"Larger meteoroids look remarkably like missiles when they come into the atmosphere," she said. "That's why scientists started looking at them more carefully back in the 1960s, because it was hard to tell the difference between a big rock entering our atmosphere versus someone trying to shoot us."
Space agencies' focus has since switched to the threat posed by meteoroids themselves.
A second research project of Close's, for which she's received a National Science Foundation (NSF) CAREER Award for outstanding young teacher-scholars, uses ground-based radar to spot meteoroid-created atmospheric plasmas. By mapping the location, size and density of these plasmas, she's able to deduce the size and locations of the particles causing them – and thus better understand the scope of what's hitting Earth, how fast it's coming at us and where in the universe it actually originates.
In a related investigation, Close and three colleagues in her department are working on an international research effort to model how space debris of all kinds gets produced and then changes over time. The project is funded by the Center of Excellence for Commercial Space Transportation at the U.S. Federal Aviation Administration, which, as space flight becomes more commercialized, could take on a responsibility for safety similar to the one it holds for regular commercial flight today.
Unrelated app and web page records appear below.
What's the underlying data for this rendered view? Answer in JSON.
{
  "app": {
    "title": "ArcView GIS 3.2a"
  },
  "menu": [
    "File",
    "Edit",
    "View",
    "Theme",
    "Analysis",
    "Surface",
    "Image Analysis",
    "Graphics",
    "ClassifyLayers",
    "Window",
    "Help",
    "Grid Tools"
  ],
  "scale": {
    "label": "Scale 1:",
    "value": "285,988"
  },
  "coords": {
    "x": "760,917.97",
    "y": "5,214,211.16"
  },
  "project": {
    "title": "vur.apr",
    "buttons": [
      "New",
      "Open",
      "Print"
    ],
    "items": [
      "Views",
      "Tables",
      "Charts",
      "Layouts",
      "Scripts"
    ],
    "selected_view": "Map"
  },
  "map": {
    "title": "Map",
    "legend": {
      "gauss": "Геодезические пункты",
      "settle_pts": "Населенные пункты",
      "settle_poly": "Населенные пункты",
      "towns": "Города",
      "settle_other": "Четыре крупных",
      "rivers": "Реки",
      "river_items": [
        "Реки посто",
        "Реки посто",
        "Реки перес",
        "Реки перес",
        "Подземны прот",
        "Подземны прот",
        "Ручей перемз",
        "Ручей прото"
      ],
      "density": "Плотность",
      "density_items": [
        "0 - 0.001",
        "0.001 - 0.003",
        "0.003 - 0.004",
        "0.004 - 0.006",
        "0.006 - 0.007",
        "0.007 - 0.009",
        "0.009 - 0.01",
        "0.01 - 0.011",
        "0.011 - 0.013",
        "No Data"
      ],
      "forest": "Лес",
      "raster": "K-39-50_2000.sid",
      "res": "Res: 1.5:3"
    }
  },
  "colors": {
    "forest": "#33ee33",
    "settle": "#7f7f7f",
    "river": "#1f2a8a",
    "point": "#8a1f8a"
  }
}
Close has also received NSF and U.S. Navy funding to research the connection between meteoroids, plasma and lightning to understand how meteoroids and other phenomena that create atmospheric plasmas might cause interruptions to satellite communications, and then to help ameliorate these interruptions. Another, newer project tackles the problem of the communications blackouts that bedevil spacecraft when they re-enter the Earth's atmosphere at hypersonic speeds.
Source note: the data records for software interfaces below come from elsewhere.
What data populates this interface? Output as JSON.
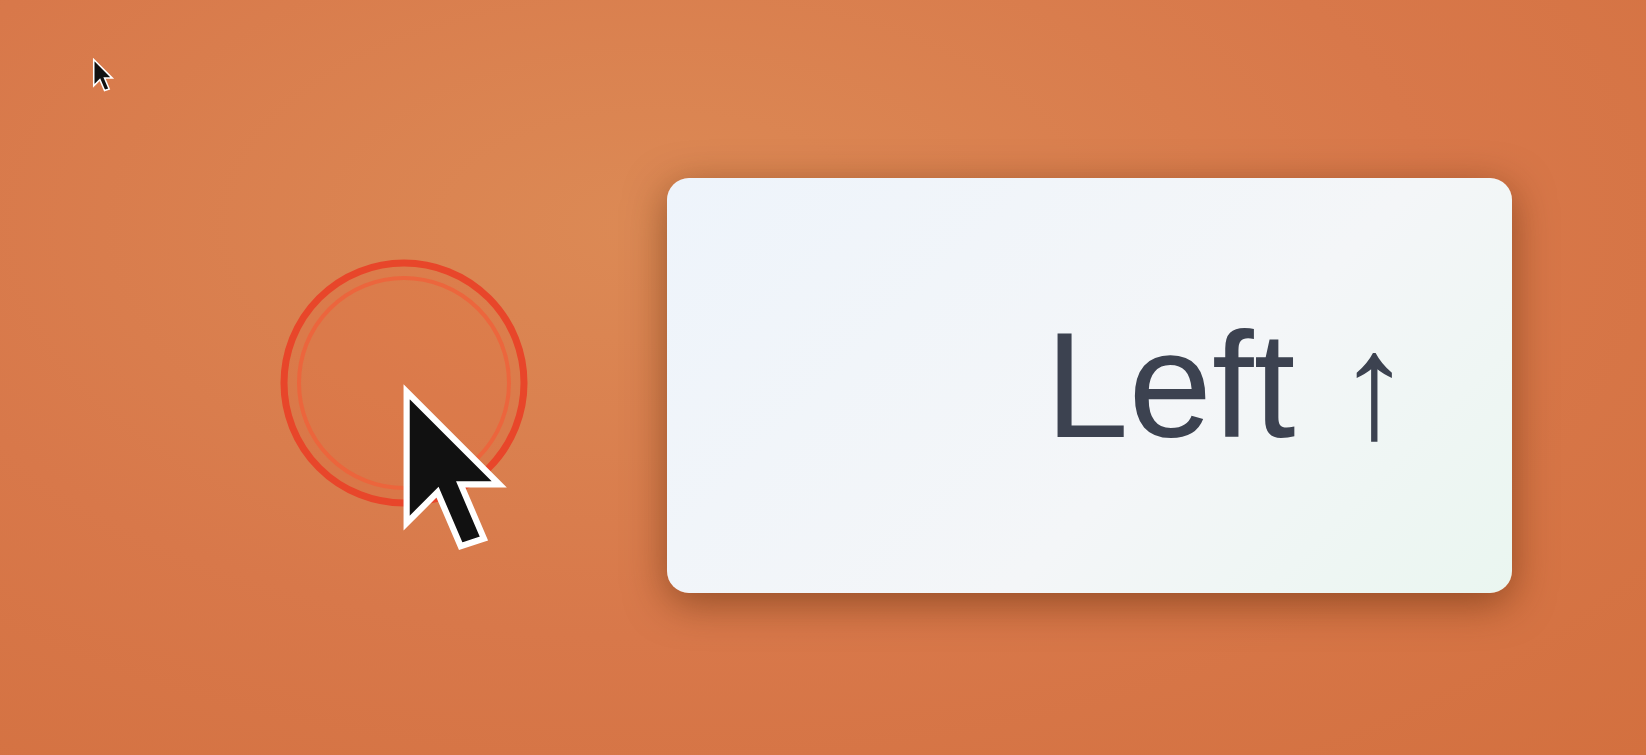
{
  "key_badge": {
    "label": "Left ↑"
  }
}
Beyond her research around meteoroids, Close is the Americas leader of QB50 a multi-national project to build a network of 50 small satellites to better understand the ionosphere, which lies some 300 kilometers above Earth's surface. Separately, she's exploring how to make electric plasma propulsion rockets more efficient for space travel.
Her lab is also researching black box technology for spacecraft. "We don't have an all-inclusive set of sensors on spacecraft that looks at everything that the space environment can do to them," she said. She hopes the data from those boxes could be used to avoid these problems.
"If we're going to eventually send people to Mars, we need to learn about these phenomena, and no one has really been looking at them comprehensively until now."
A passion for science education
Close herself once dreamed of being an astronaut. Now the mother of two young girls, she is not so eager to fly into space. But she remains passionate about sharing her enthusiasm for space science at the university level and beyond.
To that end, Close regularly helps out with NASA outreach events and was one of the four main hosts for National Geographic's Known Universe TV series.
Next up, she's slated to host a multi-part series produced by Worldview Pictures about unresolved mysteries in astronomy and astronautics. The working title suits a researcher dedicated to solving the astronautic mysteries that nature throws at us – Sigrid Close: Space Investigator.
Simon Firth is a technology writer based in Palo Alto who writes frequently for Stanford Engineering.